Are you thinking of buying a second home on a golf course? You might want to think again after reading this Wall Street Journal article.
<h5>Quoting from the WSJ – Beware Golf Course Homes</h5>
“When Mitch Steller first moved into his house on a lush 117-acre golf course in Southern California, “this was like the Garden of Eden, having a golf course in my backyard,” he said.
Today, his Poway, Calif., home overlooks dry, dead grass in place of a once-verdant fairway. The golf club closed in 2017. “The fairways are brown, the greens are gone, the buildings are being vandalized,” says Mr. Steller, a 70-year-old maritime-management consultant.
Forty years after developers started blanketing the Sunbelt with housing developments built around golf, many courses are closing amid a decline in golf participation, leaving homeowners to grapple with the consequences. People often believe a course will bolster their property values. But many are discovering the opposite can now be true—and legal disputes are erupting as communities fight over how to handle the struggling courses.

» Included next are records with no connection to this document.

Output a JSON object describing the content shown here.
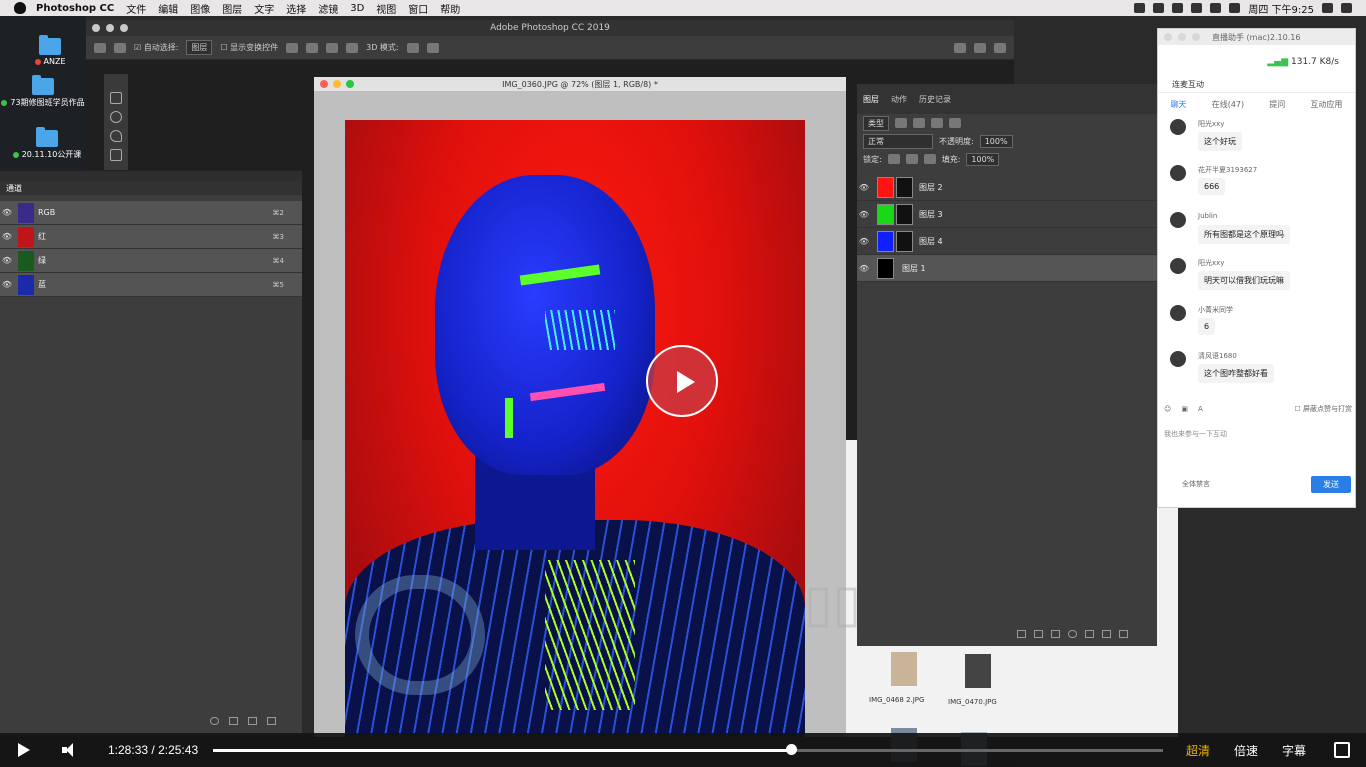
{
  "menubar": {
    "app": "Photoshop CC",
    "items": [
      "文件",
      "编辑",
      "图像",
      "图层",
      "文字",
      "选择",
      "滤镜",
      "3D",
      "视图",
      "窗口",
      "帮助"
    ],
    "clock": "周四 下午9:25"
  },
  "desktop": {
    "icons": [
      {
        "label": "ANZE",
        "dot_color": "#e8453c"
      },
      {
        "label": "73期修图班学员作品",
        "dot_color": "#3cc24e"
      },
      {
        "label": "20.11.10公开课",
        "dot_color": "#3cc24e"
      }
    ]
  },
  "photoshop": {
    "window_title": "Adobe Photoshop CC 2019",
    "options": {
      "auto_select": "自动选择:",
      "auto_select_target": "图层",
      "show_transform": "显示变换控件",
      "mode3d": "3D 模式:"
    }
  },
  "channels": {
    "tab": "通道",
    "rows": [
      {
        "label": "RGB",
        "shortcut": "⌘2",
        "color": "#3a2a8a"
      },
      {
        "label": "红",
        "shortcut": "⌘3",
        "color": "#c0141a"
      },
      {
        "label": "绿",
        "shortcut": "⌘4",
        "color": "#1a5a20"
      },
      {
        "label": "蓝",
        "shortcut": "⌘5",
        "color": "#1a2aa8"
      }
    ]
  },
  "document": {
    "title": "IMG_0360.JPG @ 72% (图层 1, RGB/8) *"
  },
  "layers": {
    "tabs": [
      "图层",
      "动作",
      "历史记录"
    ],
    "filter": "类型",
    "blend": "正常",
    "opacity_label": "不透明度:",
    "opacity": "100%",
    "lock_label": "锁定:",
    "fill_label": "填充:",
    "fill": "100%",
    "items": [
      {
        "name": "图层 2",
        "color": "#ff1414"
      },
      {
        "name": "图层 3",
        "color": "#18d818"
      },
      {
        "name": "图层 4",
        "color": "#1020ff"
      },
      {
        "name": "图层 1",
        "color": "#000000"
      }
    ]
  },
  "browser": {
    "files": [
      "IMG_0468 2.JPG",
      "IMG_0470.JPG"
    ]
  },
  "live": {
    "title": "直播助手 (mac)2.10.16",
    "speed": "131.7 K8/s",
    "section": "连麦互动",
    "tabs": [
      "聊天",
      "在线(47)",
      "提问",
      "互动应用"
    ],
    "messages": [
      {
        "nick": "阳光xxy",
        "text": "这个好玩"
      },
      {
        "nick": "花开半夏3193627",
        "text": "666"
      },
      {
        "nick": "Jublin",
        "text": "所有图都是这个原理吗"
      },
      {
        "nick": "阳光xxy",
        "text": "明天可以借我们玩玩嘛"
      },
      {
        "nick": "小菁米同学",
        "text": "6"
      },
      {
        "nick": "清风语1680",
        "text": "这个图咋整都好看"
      }
    ],
    "block_label": "屏蔽点赞与打赏",
    "input_placeholder": "我也来参与一下互动",
    "mute_all": "全体禁言",
    "send": "发送"
  },
  "player": {
    "current": "1:28:33",
    "separator": "/",
    "total": "2:25:43",
    "progress": 0.608,
    "quality": "超清",
    "speed": "倍速",
    "subtitle": "字幕",
    "quality_color": "#f0b400"
  }
}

“There are hundreds of other communities in this situation, and they’re trapped and they don’t know what to do,” says Peter Nanula, chief executive of Concert Golf Partners, a golf club owner-operator that owns about 20 private clubs across the U.S. One of his current projects is the rehabilitation of a recently acquired club in Florida that had shut one of its three golf courses and sued residents who had stopped paying membership fees.”
You may want to think twice.